What is required: Each line with the string "Entities" is to be copied from the records below.

Records for the task:
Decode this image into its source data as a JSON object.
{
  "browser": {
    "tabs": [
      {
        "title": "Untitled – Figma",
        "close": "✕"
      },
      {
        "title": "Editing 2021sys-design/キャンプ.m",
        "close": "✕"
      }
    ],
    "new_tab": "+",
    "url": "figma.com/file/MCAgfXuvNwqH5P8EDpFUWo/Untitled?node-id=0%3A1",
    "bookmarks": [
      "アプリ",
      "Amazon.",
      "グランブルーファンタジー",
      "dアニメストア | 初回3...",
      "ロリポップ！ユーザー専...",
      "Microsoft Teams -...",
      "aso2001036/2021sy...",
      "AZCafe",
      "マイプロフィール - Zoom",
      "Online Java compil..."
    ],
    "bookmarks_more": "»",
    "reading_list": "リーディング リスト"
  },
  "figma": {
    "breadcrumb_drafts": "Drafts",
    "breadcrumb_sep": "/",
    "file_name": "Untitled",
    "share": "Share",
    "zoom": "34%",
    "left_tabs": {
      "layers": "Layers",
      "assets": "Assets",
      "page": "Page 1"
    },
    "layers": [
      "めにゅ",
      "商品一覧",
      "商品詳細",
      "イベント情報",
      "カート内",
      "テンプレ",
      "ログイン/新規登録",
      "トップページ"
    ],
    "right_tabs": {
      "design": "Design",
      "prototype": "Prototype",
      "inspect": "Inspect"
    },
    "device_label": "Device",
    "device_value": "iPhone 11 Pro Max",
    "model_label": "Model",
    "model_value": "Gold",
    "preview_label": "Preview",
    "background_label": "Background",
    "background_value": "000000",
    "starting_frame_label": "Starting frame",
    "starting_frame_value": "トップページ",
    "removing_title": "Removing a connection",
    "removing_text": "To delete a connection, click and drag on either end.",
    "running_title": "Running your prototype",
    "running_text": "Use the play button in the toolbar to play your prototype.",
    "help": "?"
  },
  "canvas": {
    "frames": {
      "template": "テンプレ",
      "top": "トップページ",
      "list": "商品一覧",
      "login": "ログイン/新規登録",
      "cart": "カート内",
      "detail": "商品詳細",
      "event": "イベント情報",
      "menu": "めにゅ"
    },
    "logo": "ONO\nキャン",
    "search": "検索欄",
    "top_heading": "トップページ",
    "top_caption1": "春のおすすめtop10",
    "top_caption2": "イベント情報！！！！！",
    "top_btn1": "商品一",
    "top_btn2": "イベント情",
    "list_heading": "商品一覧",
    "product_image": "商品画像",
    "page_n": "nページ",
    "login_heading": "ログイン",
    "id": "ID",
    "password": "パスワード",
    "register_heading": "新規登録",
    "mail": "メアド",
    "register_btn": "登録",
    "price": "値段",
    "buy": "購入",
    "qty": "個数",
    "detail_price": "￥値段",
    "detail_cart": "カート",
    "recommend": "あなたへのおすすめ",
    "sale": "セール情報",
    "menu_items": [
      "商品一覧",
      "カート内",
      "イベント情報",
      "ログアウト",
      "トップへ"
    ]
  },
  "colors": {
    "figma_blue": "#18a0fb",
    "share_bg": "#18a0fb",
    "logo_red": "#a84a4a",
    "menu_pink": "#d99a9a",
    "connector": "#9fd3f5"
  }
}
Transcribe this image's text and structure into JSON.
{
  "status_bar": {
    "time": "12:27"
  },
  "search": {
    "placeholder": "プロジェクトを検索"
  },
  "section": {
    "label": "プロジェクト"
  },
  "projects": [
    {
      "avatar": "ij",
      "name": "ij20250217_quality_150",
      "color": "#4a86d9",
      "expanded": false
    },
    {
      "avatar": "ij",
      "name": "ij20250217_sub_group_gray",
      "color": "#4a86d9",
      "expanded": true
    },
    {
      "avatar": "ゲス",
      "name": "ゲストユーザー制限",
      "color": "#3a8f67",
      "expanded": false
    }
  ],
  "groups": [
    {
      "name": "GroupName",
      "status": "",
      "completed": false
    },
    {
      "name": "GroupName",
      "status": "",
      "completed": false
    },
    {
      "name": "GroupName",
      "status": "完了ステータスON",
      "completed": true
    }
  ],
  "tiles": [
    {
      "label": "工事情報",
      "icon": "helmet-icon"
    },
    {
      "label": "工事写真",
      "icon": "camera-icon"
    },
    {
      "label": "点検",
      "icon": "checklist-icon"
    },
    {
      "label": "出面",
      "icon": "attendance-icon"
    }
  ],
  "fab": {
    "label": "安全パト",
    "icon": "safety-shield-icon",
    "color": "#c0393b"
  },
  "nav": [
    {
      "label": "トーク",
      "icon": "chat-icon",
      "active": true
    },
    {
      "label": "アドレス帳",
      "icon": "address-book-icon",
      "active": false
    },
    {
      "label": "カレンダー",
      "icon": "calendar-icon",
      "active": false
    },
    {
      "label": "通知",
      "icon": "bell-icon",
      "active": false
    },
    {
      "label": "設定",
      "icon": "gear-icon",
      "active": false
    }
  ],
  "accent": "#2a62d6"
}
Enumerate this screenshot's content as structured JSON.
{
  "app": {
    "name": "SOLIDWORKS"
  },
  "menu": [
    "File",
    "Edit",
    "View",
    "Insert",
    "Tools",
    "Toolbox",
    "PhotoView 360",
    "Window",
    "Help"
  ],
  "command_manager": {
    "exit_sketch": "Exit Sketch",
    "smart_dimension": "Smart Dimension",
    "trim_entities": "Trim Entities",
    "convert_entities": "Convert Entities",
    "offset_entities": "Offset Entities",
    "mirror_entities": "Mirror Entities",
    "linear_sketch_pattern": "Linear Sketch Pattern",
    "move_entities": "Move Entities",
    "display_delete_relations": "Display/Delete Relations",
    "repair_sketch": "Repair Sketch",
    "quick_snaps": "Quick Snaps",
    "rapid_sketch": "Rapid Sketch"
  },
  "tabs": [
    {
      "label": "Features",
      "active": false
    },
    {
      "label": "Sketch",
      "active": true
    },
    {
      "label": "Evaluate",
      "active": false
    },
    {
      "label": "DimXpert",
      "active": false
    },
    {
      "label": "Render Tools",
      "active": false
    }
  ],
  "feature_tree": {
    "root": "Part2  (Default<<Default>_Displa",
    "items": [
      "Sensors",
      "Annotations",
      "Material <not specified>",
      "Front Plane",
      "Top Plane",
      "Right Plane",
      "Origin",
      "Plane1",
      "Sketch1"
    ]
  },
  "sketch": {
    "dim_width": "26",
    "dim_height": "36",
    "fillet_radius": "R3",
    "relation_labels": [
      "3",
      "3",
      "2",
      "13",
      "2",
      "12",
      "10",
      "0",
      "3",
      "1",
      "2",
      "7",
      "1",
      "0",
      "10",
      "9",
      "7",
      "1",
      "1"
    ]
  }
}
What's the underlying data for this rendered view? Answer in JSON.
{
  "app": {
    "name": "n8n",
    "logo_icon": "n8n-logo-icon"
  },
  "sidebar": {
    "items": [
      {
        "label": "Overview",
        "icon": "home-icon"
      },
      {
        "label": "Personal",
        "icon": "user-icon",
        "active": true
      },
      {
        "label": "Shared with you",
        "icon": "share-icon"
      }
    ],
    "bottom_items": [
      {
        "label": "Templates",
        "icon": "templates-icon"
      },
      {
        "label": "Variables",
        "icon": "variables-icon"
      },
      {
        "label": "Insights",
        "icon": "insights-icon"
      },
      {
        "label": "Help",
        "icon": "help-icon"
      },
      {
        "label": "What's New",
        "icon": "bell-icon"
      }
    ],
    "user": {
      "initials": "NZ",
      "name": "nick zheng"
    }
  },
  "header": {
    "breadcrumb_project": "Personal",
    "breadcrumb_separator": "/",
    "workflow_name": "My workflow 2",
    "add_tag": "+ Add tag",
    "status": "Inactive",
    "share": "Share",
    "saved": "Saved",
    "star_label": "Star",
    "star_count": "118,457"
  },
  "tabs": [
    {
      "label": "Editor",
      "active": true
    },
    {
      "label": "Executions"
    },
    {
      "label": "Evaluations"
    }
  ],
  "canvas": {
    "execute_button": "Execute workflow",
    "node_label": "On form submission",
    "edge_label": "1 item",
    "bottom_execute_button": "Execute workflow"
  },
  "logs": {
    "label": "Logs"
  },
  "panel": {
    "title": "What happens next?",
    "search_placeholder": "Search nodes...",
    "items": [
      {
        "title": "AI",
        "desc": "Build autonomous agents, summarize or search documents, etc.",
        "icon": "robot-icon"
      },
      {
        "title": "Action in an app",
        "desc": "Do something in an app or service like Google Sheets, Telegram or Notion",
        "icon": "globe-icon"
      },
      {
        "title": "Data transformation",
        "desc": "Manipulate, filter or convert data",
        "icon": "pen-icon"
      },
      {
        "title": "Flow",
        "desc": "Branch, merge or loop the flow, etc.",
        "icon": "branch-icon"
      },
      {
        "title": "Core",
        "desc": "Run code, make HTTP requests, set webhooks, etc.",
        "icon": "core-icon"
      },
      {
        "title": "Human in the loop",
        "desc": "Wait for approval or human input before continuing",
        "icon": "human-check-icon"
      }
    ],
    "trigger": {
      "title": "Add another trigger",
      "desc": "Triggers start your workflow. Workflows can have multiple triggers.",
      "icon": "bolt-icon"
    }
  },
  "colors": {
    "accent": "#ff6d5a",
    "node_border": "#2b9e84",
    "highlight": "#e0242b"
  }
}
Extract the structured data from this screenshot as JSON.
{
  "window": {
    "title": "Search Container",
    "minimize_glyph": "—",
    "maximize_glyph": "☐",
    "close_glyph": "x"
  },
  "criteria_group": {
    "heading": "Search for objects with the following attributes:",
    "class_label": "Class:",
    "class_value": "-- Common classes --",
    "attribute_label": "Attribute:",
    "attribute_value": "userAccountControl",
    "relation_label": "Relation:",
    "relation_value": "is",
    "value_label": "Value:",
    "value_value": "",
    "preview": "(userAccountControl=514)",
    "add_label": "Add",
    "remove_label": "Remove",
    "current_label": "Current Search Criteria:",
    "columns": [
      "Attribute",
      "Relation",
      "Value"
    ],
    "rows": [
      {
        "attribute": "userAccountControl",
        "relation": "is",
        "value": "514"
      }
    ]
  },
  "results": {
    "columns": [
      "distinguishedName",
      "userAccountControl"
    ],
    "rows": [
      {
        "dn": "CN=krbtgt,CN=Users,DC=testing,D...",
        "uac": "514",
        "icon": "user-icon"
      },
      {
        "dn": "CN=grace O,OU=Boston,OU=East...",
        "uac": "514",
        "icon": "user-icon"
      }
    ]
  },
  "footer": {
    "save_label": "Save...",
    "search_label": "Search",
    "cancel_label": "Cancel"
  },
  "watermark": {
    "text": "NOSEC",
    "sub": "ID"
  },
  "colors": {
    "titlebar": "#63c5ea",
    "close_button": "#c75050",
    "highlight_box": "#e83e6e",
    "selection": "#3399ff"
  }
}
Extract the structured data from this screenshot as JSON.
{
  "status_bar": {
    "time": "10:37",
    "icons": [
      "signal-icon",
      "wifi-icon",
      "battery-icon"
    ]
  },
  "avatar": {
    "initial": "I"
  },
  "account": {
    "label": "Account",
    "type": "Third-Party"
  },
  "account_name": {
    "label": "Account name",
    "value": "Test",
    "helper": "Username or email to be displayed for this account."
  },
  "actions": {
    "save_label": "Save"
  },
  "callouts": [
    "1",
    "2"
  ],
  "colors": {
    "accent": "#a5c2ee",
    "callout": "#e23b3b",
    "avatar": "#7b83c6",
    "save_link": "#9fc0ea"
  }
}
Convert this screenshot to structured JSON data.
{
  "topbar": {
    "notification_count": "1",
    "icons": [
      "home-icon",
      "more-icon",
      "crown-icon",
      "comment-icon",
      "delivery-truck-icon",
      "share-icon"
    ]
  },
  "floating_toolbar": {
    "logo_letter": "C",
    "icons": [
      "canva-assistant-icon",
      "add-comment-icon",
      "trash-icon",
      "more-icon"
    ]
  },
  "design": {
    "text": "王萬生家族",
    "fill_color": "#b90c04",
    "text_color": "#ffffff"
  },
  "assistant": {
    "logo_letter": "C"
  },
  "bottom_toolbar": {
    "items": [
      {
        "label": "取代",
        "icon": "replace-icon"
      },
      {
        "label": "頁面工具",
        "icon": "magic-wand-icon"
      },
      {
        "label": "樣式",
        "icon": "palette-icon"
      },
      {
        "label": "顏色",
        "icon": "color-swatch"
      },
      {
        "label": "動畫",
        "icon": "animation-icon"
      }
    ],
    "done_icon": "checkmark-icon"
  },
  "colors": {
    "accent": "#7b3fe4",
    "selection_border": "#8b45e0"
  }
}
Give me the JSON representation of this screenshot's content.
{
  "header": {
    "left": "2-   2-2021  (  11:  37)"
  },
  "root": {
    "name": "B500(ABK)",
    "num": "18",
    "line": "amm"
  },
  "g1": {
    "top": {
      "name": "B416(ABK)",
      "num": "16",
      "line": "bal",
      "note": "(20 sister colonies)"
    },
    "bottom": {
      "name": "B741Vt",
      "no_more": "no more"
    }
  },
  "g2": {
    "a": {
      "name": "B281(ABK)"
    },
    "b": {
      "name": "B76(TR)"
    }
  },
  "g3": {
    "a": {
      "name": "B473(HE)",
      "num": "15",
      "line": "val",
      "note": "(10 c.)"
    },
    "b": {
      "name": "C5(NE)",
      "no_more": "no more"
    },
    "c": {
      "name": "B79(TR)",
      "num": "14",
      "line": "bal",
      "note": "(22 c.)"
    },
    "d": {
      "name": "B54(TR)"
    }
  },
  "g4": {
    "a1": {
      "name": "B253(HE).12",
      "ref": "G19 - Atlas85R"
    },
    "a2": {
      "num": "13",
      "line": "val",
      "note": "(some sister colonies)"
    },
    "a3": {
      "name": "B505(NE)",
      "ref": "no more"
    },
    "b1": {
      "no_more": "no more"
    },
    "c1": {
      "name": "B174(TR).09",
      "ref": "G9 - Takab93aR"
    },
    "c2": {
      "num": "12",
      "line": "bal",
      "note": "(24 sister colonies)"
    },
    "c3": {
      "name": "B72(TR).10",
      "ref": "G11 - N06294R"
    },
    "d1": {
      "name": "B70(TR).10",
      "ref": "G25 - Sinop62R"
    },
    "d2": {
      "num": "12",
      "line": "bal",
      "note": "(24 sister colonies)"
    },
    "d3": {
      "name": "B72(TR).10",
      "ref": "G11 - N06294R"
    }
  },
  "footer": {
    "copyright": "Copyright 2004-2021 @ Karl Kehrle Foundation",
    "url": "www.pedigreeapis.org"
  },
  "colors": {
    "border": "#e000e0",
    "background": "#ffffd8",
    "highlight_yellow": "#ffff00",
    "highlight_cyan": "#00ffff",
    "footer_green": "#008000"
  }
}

Output below:
    "trim_entities": "Trim Entities",
    "convert_entities": "Convert Entities",
    "offset_entities": "Offset Entities",
    "mirror_entities": "Mirror Entities",
    "move_entities": "Move Entities",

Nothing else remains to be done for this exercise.